WHAT IS BEING ASKED: Line count for "label": state how many lines of the data below include it, and output nothing more.

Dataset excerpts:

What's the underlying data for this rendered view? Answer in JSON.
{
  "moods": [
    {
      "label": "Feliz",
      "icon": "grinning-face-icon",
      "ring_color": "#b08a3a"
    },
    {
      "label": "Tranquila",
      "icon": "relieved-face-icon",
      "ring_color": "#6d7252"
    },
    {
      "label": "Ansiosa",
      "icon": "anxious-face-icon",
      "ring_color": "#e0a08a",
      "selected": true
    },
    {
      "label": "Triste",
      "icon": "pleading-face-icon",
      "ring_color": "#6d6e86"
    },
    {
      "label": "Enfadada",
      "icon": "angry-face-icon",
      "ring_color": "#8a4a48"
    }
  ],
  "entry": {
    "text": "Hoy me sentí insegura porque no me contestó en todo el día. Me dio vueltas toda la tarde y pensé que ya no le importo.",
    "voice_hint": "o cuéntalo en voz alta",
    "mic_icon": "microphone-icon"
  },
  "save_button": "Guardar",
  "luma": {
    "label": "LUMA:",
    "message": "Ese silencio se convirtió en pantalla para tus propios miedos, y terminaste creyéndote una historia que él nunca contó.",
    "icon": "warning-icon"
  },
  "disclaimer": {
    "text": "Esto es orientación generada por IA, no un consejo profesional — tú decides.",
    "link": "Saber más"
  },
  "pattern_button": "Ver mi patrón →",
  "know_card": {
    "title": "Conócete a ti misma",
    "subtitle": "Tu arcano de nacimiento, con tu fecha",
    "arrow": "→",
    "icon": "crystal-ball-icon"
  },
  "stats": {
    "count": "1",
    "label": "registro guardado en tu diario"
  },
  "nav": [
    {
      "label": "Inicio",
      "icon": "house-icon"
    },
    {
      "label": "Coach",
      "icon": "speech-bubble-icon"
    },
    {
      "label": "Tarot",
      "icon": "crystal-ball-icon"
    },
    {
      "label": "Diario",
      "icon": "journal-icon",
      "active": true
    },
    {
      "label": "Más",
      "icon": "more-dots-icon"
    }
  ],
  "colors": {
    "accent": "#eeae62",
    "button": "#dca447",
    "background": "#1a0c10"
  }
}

WRITTEN ANSWER: 12